Of all the emotions, love is surely the most talked about – and the hardest to explain.
Unless you’re a neurologist, that is: January saw several publications claiming that love was entirely explainable by neurochemical reactions.
“Love: Neuroscience reveals all,” reads a headline in the journal Nature’s Jan. 8 issue. You don’t need flowers: the article promises to “reduce love to its component parts,” none of which is … well … “loving” somebody.
A New York Times science blog took the idea a step further, suggesting that an “anti-love drug” is around the corner – and that by inoculating teens and others against love during sensitive times of their lives, we can prevent a lot of bad decisions.
“Such a vaccine,” it notes (with a straight face), “has already been demonstrated in prairie voles.”
Stanley Krippner doesn’t know much about prairie voles, but he does have considerable expertise in both neuropsychology and the psychology of human sexuality. A psychology faculty member at Saybrook, he says the problem with these articles isn’t so much the research – which he thinks is great – but the broad claims made on its behalf.
Imagine you’re President Obama – just for a moment. You’re about to be authorized to spend over $800 billion to stimulate the economy, and you’ve promised to make sure that everybody knows how the money is being spent as it happens.
How do you do that?
This is a time, after all, when people already have trouble keeping track of their loose change, email passwords, and Facebook “friends.” What’s the best way to make sure everybody knows how $800 billion is working its way through the economy?
To address this challenge, Obama (the real one)has announced that he’ll put updated details of stimulus spending on a website – an unprecedented display of openness, which he also hopes will “root out waste, inefficiency, and unnecessary spending in our government.”
But will a website be enough? According to Gary Metcalf, an Organizational Systems faculty member at Saybrook who teaches classes at the Federal Executive Institute, “pure transparency,” what Obama is suggesting, may cause almost as many problems as it solves.
Early this month the U.S. Department of Defense made a momentous decision: soldiers suffering from Post Traumatic Stress Disorder are not entitled to receive Purple Hearts.
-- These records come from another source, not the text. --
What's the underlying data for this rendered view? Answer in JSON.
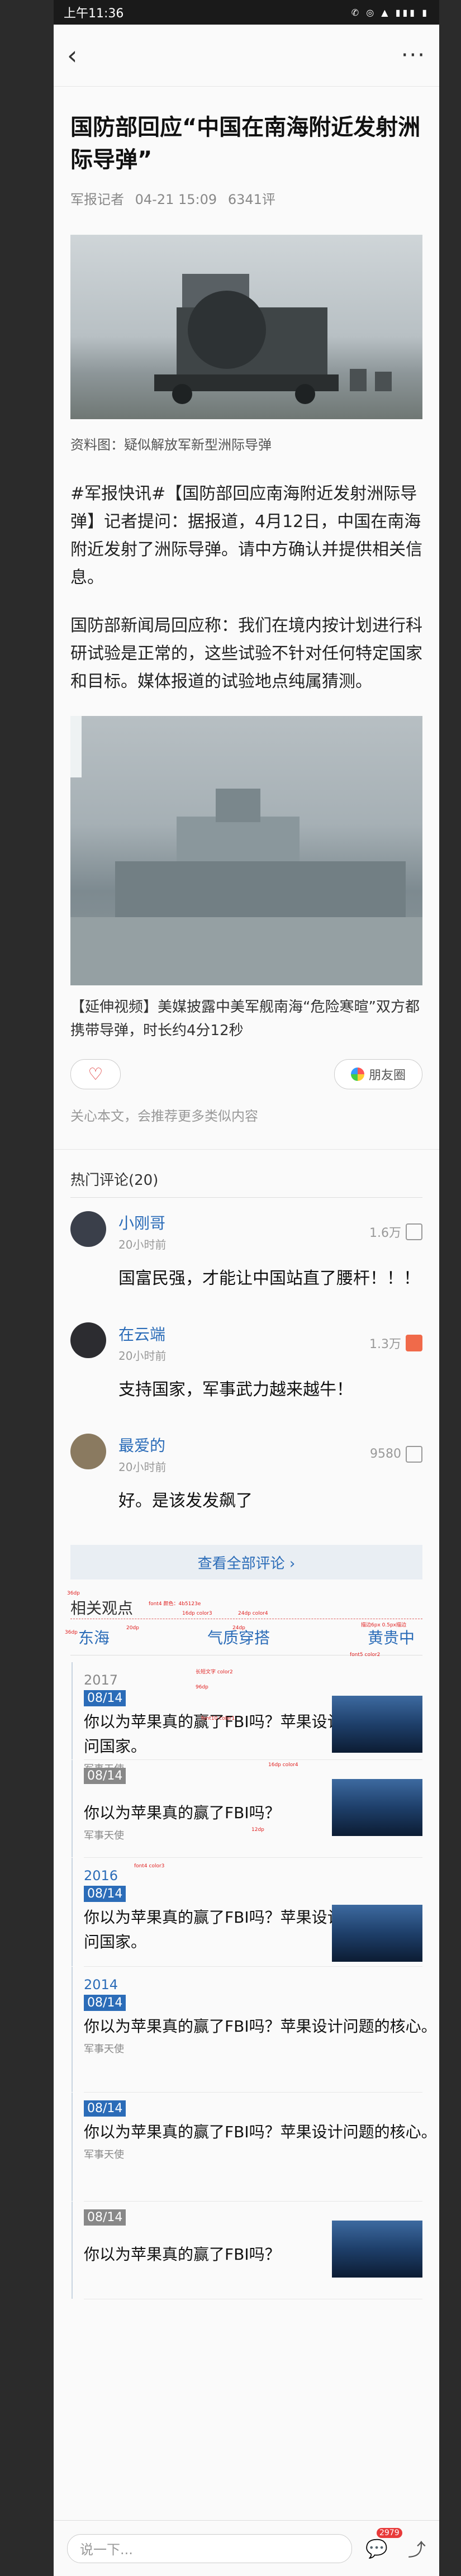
{
  "status": {
    "time": "上午11:36",
    "icons": "✆ ◎ ▲ ▮▮▮ ▮"
  },
  "nav": {
    "back": "‹",
    "more": "···"
  },
  "article": {
    "title": "国防部回应“中国在南海附近发射洲际导弹”",
    "source": "军报记者",
    "date": "04-21 15:09",
    "comment_count": "6341评",
    "caption1": "资料图：疑似解放军新型洲际导弹",
    "para1": "#军报快讯#【国防部回应南海附近发射洲际导弹】记者提问：据报道，4月12日，中国在南海附近发射了洲际导弹。请中方确认并提供相关信息。",
    "para2": "国防部新闻局回应称：我们在境内按计划进行科研试验是正常的，这些试验不针对任何特定国家和目标。媒体报道的试验地点纯属猜测。",
    "video_caption": "【延伸视频】美媒披露中美军舰南海“危险寒暄”双方都携带导弹，时长约4分12秒",
    "share_label": "朋友圈",
    "follow_text": "关心本文，会推荐更多类似内容"
  },
  "comments_header": "热门评论(20)",
  "comments": [
    {
      "name": "小刚哥",
      "time": "20小时前",
      "likes": "1.6万",
      "text": "国富民强，才能让中国站直了腰杆！！！"
    },
    {
      "name": "在云端",
      "time": "20小时前",
      "likes": "1.3万",
      "text": "支持国家，军事武力越来越牛！"
    },
    {
      "name": "最爱的",
      "time": "20小时前",
      "likes": "9580",
      "text": "好。是该发发飙了"
    }
  ],
  "view_all": "查看全部评论 ›",
  "spec": {
    "view_title": "相关观点",
    "tags": [
      "东海",
      "气质穿搭",
      "黄贵中"
    ],
    "annotations": [
      "36dp",
      "font4 颜色：4b5123e",
      "16dp color3",
      "36dp",
      "24dp color4",
      "20dp",
      "24dp",
      "描边6px 0.5px描边",
      "font5 color2",
      "14dp",
      "10dp",
      "12dp",
      "36dp",
      "font2 color4",
      "长短文字 color2",
      "10dp",
      "10dp",
      "10dp",
      "10dp",
      "12dp",
      "10dp",
      "12dp",
      "156dp",
      "96dp",
      "font10 color1",
      "16dp",
      "12dp",
      "font3 color3",
      "16dp",
      "16dp",
      "16dp color4",
      "20dp",
      "12dp",
      "9dp",
      "12dp",
      "16dp",
      "16dp",
      "font4 color3"
    ],
    "items": [
      {
        "year": "2017",
        "date": "08/14",
        "title": "你以为苹果真的赢了FBI吗？苹果设计问国家。",
        "source": "军事天使",
        "thumb": true
      },
      {
        "year": "",
        "date": "08/14",
        "title": "你以为苹果真的赢了FBI吗？",
        "source": "军事天使",
        "thumb": true
      },
      {
        "year": "2016",
        "date": "08/14",
        "title": "你以为苹果真的赢了FBI吗？苹果设计问国家。",
        "source": "",
        "thumb": true
      },
      {
        "year": "2014",
        "date": "08/14",
        "title": "你以为苹果真的赢了FBI吗？苹果设计问题的核心。",
        "source": "军事天使",
        "thumb": false
      },
      {
        "year": "",
        "date": "08/14",
        "title": "你以为苹果真的赢了FBI吗？苹果设计问题的核心。",
        "source": "军事天使",
        "thumb": false
      },
      {
        "year": "",
        "date": "08/14",
        "title": "你以为苹果真的赢了FBI吗？",
        "source": "",
        "thumb": true
      }
    ]
  },
  "bottom": {
    "placeholder": "说一下...",
    "badge": "2979"
  }
}
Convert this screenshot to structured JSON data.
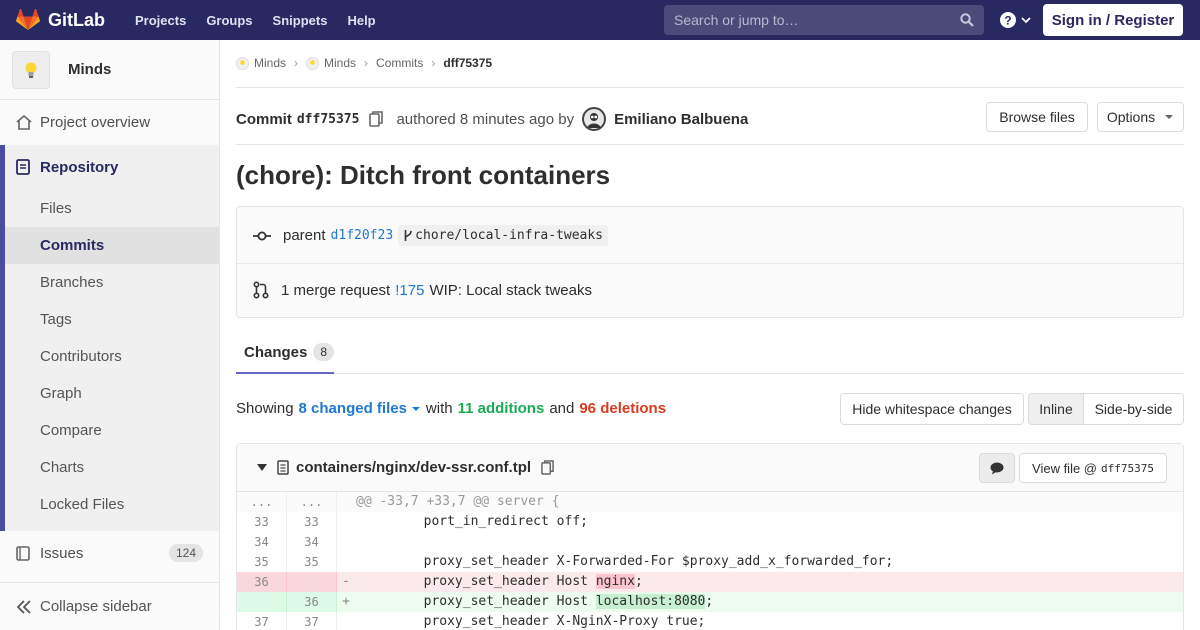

That the DOD even reviewed the proposal shows how far acceptance of PTSD as a psychologically real – and devastating – condition has come.
Saybrook Psychology faculty member Stanley Krippner, author of “Haunted by Combat,” says that however good the idea, it was unrealistic to expect the military to extend the Purple Heart to PTSD victims.
“There is no question that PTSD victims can be as badly affected by enemy actions as personnel wounded by weapons or bombs. But that is not the issue,” Krippner said. To decide that a psychological wound meets a criterion set up for physical wounds is to think metaphorically. “But the military is not given to using metaphors when it comes to following regulations.”
Daniel Pitchford, a Saybrook student who works with veterans suffering from traumatic stress, still disagrees strongly with the decision.
Sometimes history happens – and nobody notices.
Two weeks ago the governors of Wisconsin and Minnesota challenged 200 years of precedent by announcing that, to cope with the financial crisis, they are directing their states to look for ways to share and consolidate services with each other.
It is virtually unheard of in the American system for states to look for ways to share services without a federal mandate. Also extraordinary is the fact that Wisconsin’s governor, Jim Doyle, is a Democrat while Minnesota’s governor, Tim Pawlenty, is a Republican – meaning that the effort crosses party lines.
Some of the services they’re looking at sharing, like pooling prison food and road salt purchases, or consolidating, like call centers and licensing functions, are so simple as to be almost no-brainers … but no two states have ever attempted this before.
What’s so exciting, says Nancy Southern, director of Saybrook’s Organizational Systems program, is that this is more than just a way to help weather a national crisis: it’s a first step in thinking about how the entire country functions.